April 7th 2012 was the 9th year anniversary of the death of former political prisoner Angel Moya Acosta’s mother, Nomidia Acosta. Due to the meaning of this date, Angel Moya, alongside other dissidents and relatives from the town of Pedro Betancourt, Matanzas (where Nomidia was from) had plans to visit the local cemetery where she is buried. However, this completely un-political, normal, and personal gesture was interrupted by the violence of the Cuban political police, as well as other agents representative of the Castro regime.
“There was a large repressive operation on behalf of State Security in the municipality of Pedro Betancourt“, said Moya, “there were many homes which were surrounded. Between arrests and people retained in their own homes there was a total of 25 human rights activists“. In this case, there were 5 people who were taken to police units- Silvio Noriega, Rubén Ojeda, Juan González, Félix Sierra Sotomayor and Angel Moya Acosta. The arrest of the former prisoner occurred with much violence, according to his own testimony. “I was walking by a sport area when State Security officials dressed in civilian clothing suddenly intercepted me, threw me against the floor, handcuffed me, and without even identifying themselves, violently shoved me into a police vehicle“.

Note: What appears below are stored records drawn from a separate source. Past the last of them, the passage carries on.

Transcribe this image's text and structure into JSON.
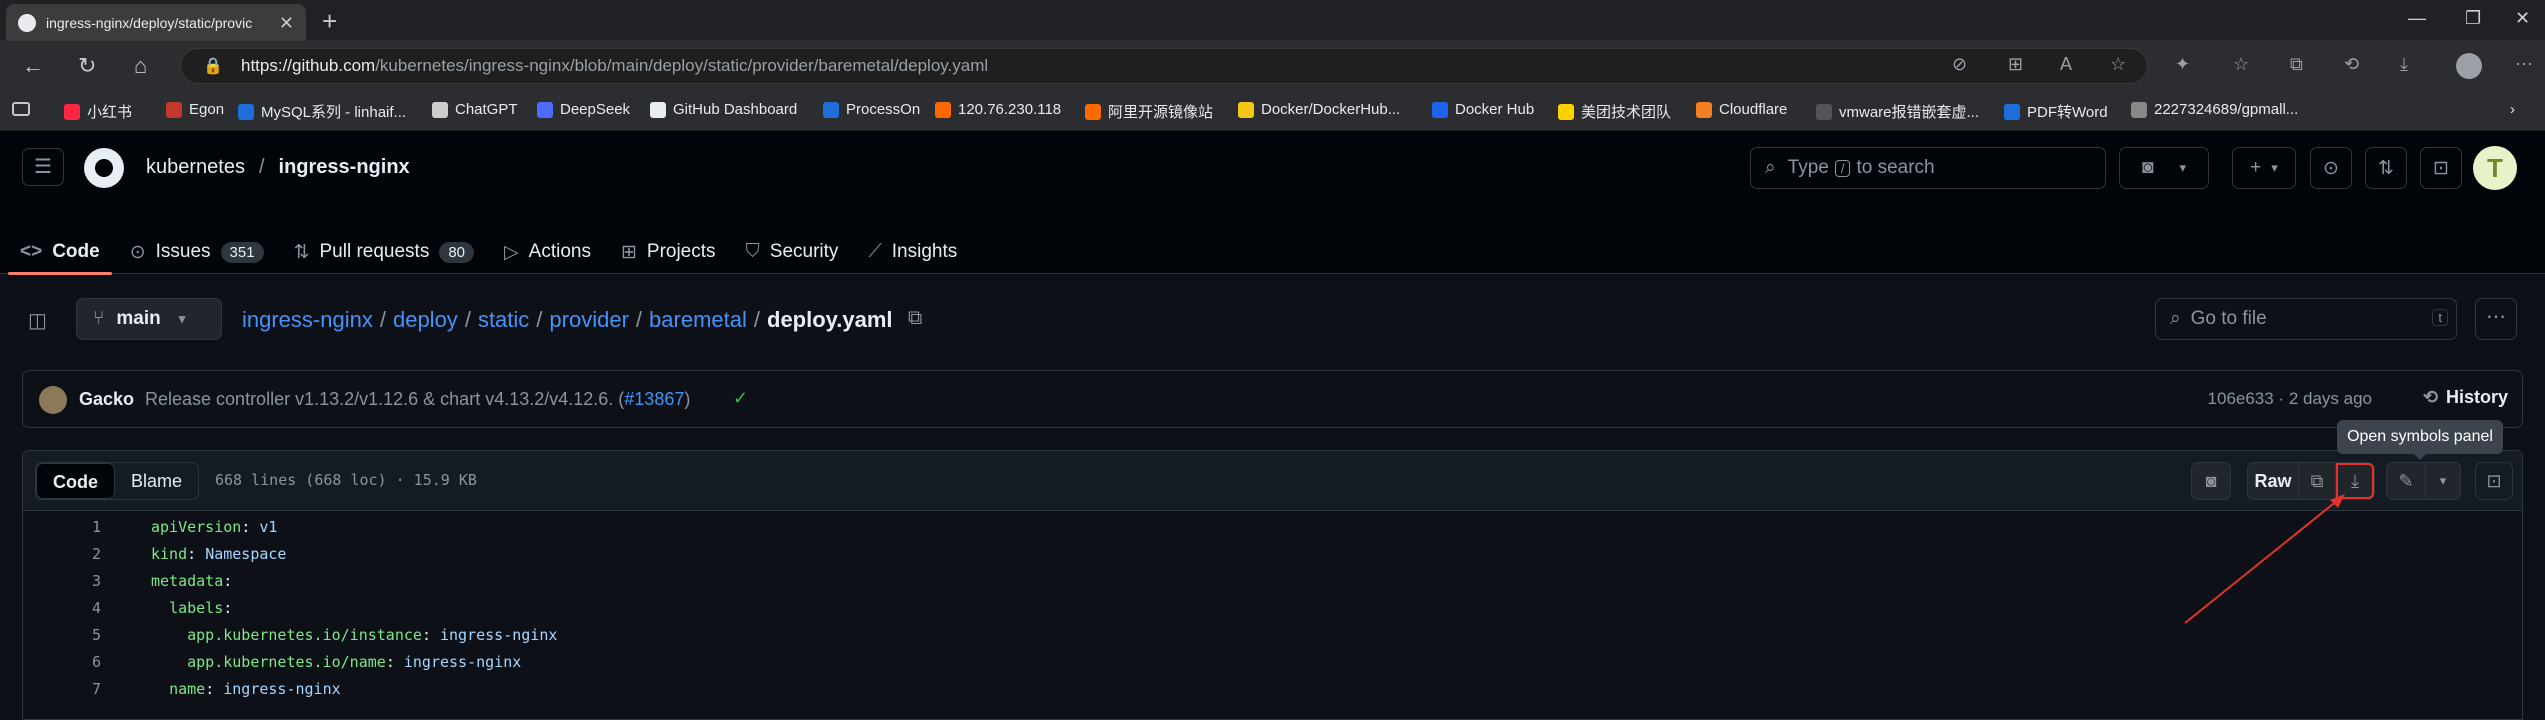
{
  "browser": {
    "tab_title": "ingress-nginx/deploy/static/provic",
    "url_host": "https://github.com",
    "url_path": "/kubernetes/ingress-nginx/blob/main/deploy/static/provider/baremetal/deploy.yaml",
    "bookmarks": [
      {
        "label": "小红书",
        "color": "#ff2442"
      },
      {
        "label": "Egon",
        "color": "#c0392b"
      },
      {
        "label": "MySQL系列 - linhaif...",
        "color": "#1e6fd9"
      },
      {
        "label": "ChatGPT",
        "color": "#cccccc"
      },
      {
        "label": "DeepSeek",
        "color": "#4d6bfe"
      },
      {
        "label": "GitHub Dashboard",
        "color": "#e6edf3"
      },
      {
        "label": "ProcessOn",
        "color": "#1e6fd9"
      },
      {
        "label": "120.76.230.118",
        "color": "#ff6a00"
      },
      {
        "label": "阿里开源镜像站",
        "color": "#ff6a00"
      },
      {
        "label": "Docker/DockerHub...",
        "color": "#f5c518"
      },
      {
        "label": "Docker Hub",
        "color": "#1d63ed"
      },
      {
        "label": "美团技术团队",
        "color": "#ffd100"
      },
      {
        "label": "Cloudflare",
        "color": "#f38020"
      },
      {
        "label": "vmware报错嵌套虚...",
        "color": "#555555"
      },
      {
        "label": "PDF转Word",
        "color": "#1e6fd9"
      },
      {
        "label": "2227324689/gpmall...",
        "color": "#888888"
      }
    ]
  },
  "header": {
    "owner": "kubernetes",
    "separator": "/",
    "repo": "ingress-nginx",
    "search_placeholder_pre": "Type",
    "search_key": "/",
    "search_placeholder_post": "to search"
  },
  "repo_nav": [
    {
      "label": "Code",
      "icon": "<>",
      "count": ""
    },
    {
      "label": "Issues",
      "icon": "⊙",
      "count": "351"
    },
    {
      "label": "Pull requests",
      "icon": "⇅",
      "count": "80"
    },
    {
      "label": "Actions",
      "icon": "▷",
      "count": ""
    },
    {
      "label": "Projects",
      "icon": "⊞",
      "count": ""
    },
    {
      "label": "Security",
      "icon": "⛉",
      "count": ""
    },
    {
      "label": "Insights",
      "icon": "⟋",
      "count": ""
    }
  ],
  "path_bar": {
    "branch": "main",
    "segments": [
      "ingress-nginx",
      "deploy",
      "static",
      "provider",
      "baremetal"
    ],
    "file": "deploy.yaml",
    "sep": "/",
    "goto_placeholder": "Go to file",
    "goto_key": "t"
  },
  "commit": {
    "author": "Gacko",
    "message": "Release controller v1.13.2/v1.12.6 & chart v4.13.2/v4.12.6. (",
    "pr": "#13867",
    "close": ")",
    "meta": "106e633 · 2 days ago",
    "history": "History"
  },
  "file": {
    "tab_code": "Code",
    "tab_blame": "Blame",
    "meta": "668 lines (668 loc) · 15.9 KB",
    "raw": "Raw",
    "tooltip": "Open symbols panel"
  },
  "code_lines": [
    {
      "n": "1",
      "indent": "",
      "key": "apiVersion",
      "value": "v1"
    },
    {
      "n": "2",
      "indent": "",
      "key": "kind",
      "value": "Namespace"
    },
    {
      "n": "3",
      "indent": "",
      "key": "metadata",
      "value": ""
    },
    {
      "n": "4",
      "indent": "  ",
      "key": "labels",
      "value": ""
    },
    {
      "n": "5",
      "indent": "    ",
      "key": "app.kubernetes.io/instance",
      "value": "ingress-nginx"
    },
    {
      "n": "6",
      "indent": "    ",
      "key": "app.kubernetes.io/name",
      "value": "ingress-nginx"
    },
    {
      "n": "7",
      "indent": "  ",
      "key": "name",
      "value": "ingress-nginx"
    }
  ],
  "colors": {
    "accent": "#f78166",
    "link": "#4493f8",
    "highlight": "#e5322d"
  }
}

The activist from Matanzas was taken to the police unit located in Cienagas de Zapata, where he was kept in a torture cell without light, a mattress, or water. It was also in pestilent conditions and full of mosquitoes. “This cell was designed specifically to confine activists which the regime considers to be the most ‘recalcitrant’, as they said in their own words. It was designed to torture them mentally and physically“, explained the dissident. During his time in captivity, the penal authorities denied Angel the right to communicate with his relatives. Because of this, he was considered missing for various hours. On the night of April 7th, the other 4 detainees were released, while Moya was kept until 8 PM on Sunday.
According to the dissident, during that weekend “all of Mantanzas was taken by a State Security operation which consisted of members of the Rapid Response Brigade and agents of the National Police. They had the objective of terrorizing the population“. In that manner, the activists were kept from paying tribute to the mother of the ex political prisoner during the weekend. However, after being released, the dissidents once again head out to the cemetery on Monday, April 9th. This time, they were able to make it, though under the tight watch of State Security.

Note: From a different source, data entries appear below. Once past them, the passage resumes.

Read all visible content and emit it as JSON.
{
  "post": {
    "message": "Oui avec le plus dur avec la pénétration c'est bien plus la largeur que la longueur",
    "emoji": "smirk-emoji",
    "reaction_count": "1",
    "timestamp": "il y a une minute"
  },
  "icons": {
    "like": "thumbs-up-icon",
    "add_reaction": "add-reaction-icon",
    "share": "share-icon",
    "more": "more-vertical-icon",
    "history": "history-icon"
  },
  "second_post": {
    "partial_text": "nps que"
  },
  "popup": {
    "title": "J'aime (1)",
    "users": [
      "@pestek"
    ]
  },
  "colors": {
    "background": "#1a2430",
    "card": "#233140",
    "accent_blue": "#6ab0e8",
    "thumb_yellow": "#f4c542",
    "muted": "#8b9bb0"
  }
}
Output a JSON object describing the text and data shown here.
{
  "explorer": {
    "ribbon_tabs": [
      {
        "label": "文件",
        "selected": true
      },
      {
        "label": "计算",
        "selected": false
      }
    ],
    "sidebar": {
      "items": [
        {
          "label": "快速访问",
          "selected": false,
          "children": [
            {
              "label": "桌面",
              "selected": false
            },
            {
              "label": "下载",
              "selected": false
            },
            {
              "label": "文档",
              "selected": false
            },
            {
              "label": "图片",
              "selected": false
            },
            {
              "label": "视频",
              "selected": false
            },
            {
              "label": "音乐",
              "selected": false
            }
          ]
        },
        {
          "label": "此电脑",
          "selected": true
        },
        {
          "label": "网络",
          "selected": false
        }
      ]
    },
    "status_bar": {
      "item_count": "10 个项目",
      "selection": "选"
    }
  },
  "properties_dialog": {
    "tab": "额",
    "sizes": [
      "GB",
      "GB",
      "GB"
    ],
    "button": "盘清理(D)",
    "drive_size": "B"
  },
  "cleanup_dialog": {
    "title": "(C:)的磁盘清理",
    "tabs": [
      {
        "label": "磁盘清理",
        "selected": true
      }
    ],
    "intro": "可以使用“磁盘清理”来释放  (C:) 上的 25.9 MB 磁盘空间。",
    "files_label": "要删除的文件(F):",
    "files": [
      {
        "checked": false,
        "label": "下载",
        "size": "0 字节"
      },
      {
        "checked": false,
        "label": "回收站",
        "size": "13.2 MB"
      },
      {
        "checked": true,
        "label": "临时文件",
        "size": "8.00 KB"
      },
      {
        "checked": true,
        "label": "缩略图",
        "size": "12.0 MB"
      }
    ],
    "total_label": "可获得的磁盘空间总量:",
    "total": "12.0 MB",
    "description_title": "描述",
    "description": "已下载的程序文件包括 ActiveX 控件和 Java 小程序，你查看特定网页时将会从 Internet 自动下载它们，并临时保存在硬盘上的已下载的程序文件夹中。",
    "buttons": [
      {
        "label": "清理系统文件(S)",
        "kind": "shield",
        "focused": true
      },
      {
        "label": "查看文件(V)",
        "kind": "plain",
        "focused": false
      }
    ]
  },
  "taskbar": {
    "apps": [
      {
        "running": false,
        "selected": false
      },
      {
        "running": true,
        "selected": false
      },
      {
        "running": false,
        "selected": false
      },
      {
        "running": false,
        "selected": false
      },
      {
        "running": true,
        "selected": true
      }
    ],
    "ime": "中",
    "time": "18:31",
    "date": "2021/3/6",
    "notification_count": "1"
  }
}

Moya Acosta explains that during the 7 years and half in which he was in prison, native Matanzas activists from the Alternative Option Movement and from the Democratic Freedom for Cuba Movement, as well as friends and relatives, would visit the tomb of his mother, depositing flowers and paying tribute to her, considering that he could not do it himself due to his unjust confinement. The former prisoner recounts that his mother died the same day in which the Cuban authorities were celebrating his “extremely brief” trial on April 7th of 2003, as part of the wave of arrests known as the Black Spring.
“On that day, State Security took me to Pedro Betancourt and only allowed me to stay for an hour in my mother’s funeral“, says Moya. After that single hour, he was taken to prison, where he would spend the next 7 years of his life. “During the funeral, there was a large presence of State Security officials, but there were also many dissidents who were joining the family in solidarity. My mother, Nomidia, was a primary school teacher for 30 years in Pedro Betancourt and she was a well known person in the town“.
On numerous occasions, Cuban political police agents have told Angel Moya that it will be “prohibited for the ‘counter-revolutionaries’ to pay tribute to their relatives“. This seems to be an approach which the regime has stayed true to. Just a few days before this incident, on Wednesday April 4th, the Cuban political police intercepted and arrested a number of human rights activists and dissidents who were on their way to the funeral of the grandmother of Ivan Hernandez Carrillo, another political prisoner whom also lives in Matanzas. Among the detainees was Jorge Luis Garcia Perez Antunez. Hernandez Carrillo was constantly persecuted by the state police while his grandmother was in the hospital as well.
However, activists in Cuba have assured that no police operation or state order will ever keep them from paying tribute to their relatives or brothers in struggle.
For more information from Cuba:
Ángel Moya Acosta – Cell Phone: +5353-820-595 // Twitter: @jangelmoya